Problem statement
In the listing that follows, how many lines contain "JSON"? Give the number only.
##############################
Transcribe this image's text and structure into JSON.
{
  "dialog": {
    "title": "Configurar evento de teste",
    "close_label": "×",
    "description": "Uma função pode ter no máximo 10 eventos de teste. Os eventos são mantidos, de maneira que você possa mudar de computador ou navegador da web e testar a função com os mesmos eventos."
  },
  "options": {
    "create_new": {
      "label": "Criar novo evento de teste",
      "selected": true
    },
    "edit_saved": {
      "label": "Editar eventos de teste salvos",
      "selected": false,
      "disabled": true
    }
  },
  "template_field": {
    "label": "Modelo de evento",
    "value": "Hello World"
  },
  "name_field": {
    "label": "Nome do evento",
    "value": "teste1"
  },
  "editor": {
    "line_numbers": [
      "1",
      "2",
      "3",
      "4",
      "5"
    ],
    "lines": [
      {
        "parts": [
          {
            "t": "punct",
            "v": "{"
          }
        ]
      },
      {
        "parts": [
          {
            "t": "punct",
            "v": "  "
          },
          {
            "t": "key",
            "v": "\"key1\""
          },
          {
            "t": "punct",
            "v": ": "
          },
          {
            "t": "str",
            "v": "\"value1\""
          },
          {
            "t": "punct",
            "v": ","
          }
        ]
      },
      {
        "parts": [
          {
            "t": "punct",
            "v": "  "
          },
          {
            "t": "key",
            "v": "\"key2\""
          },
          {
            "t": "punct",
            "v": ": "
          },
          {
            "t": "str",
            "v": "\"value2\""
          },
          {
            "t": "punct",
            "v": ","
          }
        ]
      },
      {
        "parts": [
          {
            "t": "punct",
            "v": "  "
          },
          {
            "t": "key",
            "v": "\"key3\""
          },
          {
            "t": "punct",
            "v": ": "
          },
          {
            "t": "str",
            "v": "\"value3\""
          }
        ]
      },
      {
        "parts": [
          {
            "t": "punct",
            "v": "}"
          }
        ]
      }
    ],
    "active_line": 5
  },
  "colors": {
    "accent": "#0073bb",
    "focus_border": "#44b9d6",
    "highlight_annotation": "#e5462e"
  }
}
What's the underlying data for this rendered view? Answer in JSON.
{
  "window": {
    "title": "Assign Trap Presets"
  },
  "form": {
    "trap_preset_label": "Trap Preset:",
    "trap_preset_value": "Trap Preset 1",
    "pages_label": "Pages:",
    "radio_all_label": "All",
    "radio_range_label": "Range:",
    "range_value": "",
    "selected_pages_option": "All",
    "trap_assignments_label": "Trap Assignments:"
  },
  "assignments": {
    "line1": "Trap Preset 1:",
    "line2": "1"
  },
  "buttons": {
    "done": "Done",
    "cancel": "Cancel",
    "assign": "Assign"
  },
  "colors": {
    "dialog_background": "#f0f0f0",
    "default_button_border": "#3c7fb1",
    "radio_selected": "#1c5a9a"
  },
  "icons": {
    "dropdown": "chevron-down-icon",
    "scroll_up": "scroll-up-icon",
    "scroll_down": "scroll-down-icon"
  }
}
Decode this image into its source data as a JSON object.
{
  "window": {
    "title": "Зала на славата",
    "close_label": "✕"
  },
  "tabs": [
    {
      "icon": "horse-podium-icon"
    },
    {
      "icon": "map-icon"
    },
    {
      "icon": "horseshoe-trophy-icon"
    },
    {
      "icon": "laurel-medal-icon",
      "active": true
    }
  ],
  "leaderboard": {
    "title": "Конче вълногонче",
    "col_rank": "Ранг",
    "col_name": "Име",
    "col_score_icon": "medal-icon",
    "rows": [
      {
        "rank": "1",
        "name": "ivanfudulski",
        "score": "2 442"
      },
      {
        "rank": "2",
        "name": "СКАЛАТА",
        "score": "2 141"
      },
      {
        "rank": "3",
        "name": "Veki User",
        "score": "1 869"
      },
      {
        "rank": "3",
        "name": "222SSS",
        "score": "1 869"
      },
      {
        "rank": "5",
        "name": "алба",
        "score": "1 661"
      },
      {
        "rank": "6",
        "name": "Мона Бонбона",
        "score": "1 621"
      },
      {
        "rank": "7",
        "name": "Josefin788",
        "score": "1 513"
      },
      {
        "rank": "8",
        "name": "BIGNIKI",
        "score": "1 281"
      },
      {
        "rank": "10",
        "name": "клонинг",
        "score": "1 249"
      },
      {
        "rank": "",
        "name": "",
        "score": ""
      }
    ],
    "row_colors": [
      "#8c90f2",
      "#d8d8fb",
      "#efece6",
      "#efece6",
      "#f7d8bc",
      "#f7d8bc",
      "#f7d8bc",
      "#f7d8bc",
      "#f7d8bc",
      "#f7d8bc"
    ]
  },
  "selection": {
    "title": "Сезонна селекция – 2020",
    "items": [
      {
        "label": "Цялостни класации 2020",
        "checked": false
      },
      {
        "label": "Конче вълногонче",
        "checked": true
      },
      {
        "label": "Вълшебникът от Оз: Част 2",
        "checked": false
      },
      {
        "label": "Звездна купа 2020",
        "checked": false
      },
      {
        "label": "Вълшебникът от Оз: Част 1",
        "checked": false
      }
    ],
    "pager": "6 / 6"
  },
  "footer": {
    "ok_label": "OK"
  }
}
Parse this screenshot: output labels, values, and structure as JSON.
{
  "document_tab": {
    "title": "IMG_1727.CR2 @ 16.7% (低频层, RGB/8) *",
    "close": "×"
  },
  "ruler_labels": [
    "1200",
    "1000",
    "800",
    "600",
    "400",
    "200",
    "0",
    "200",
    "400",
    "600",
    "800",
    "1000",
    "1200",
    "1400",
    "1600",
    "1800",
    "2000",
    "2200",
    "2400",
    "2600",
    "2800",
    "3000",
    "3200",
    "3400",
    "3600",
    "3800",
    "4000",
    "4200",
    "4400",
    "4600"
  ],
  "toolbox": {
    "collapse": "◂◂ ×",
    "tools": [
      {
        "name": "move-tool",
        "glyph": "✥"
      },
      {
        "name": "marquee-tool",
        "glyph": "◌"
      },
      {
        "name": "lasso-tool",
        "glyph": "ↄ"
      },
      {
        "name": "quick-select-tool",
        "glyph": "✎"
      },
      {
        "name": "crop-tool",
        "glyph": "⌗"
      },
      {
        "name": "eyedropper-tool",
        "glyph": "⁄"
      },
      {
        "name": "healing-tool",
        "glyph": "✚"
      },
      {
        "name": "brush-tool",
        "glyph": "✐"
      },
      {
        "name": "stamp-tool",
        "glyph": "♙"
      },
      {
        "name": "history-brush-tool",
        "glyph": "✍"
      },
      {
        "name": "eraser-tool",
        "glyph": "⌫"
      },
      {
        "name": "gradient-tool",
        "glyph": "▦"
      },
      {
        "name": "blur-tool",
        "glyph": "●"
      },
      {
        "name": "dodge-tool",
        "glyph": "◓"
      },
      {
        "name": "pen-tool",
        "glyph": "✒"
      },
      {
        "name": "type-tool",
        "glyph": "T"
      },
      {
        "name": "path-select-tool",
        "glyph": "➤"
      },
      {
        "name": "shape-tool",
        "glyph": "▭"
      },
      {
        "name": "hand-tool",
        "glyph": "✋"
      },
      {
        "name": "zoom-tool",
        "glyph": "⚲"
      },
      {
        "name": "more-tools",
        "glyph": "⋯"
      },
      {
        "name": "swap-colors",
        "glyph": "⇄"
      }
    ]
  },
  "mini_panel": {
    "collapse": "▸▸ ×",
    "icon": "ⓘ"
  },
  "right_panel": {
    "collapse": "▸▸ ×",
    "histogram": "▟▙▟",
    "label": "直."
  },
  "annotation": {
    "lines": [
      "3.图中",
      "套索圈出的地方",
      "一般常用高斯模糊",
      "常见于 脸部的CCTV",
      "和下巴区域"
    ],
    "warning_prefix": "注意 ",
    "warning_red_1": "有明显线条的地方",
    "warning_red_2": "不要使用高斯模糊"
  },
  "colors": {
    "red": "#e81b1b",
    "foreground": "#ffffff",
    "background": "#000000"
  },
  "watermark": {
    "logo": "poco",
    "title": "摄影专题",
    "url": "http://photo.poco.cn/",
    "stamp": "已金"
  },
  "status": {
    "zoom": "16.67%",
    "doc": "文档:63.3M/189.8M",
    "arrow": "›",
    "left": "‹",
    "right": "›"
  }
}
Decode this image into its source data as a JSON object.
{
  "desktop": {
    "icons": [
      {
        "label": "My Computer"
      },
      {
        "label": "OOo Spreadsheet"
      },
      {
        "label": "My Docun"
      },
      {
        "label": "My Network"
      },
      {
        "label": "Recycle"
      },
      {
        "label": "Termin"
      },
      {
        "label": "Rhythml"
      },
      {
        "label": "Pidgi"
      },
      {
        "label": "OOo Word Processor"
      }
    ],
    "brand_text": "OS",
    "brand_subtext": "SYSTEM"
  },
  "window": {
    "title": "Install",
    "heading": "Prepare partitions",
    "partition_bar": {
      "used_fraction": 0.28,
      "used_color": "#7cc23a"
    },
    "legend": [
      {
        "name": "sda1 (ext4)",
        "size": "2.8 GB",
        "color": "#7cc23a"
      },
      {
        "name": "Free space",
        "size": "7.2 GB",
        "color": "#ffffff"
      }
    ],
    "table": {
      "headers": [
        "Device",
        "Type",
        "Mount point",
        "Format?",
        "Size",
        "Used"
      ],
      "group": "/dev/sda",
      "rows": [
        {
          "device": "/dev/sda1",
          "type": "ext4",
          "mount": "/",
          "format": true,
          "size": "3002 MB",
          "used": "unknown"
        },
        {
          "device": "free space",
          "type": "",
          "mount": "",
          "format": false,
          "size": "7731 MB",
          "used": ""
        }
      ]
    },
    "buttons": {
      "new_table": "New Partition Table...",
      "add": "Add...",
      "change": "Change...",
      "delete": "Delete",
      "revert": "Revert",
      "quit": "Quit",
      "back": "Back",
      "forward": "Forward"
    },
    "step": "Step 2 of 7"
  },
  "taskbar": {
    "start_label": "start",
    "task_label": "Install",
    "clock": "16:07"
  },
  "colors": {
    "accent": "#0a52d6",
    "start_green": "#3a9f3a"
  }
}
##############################
Output below
5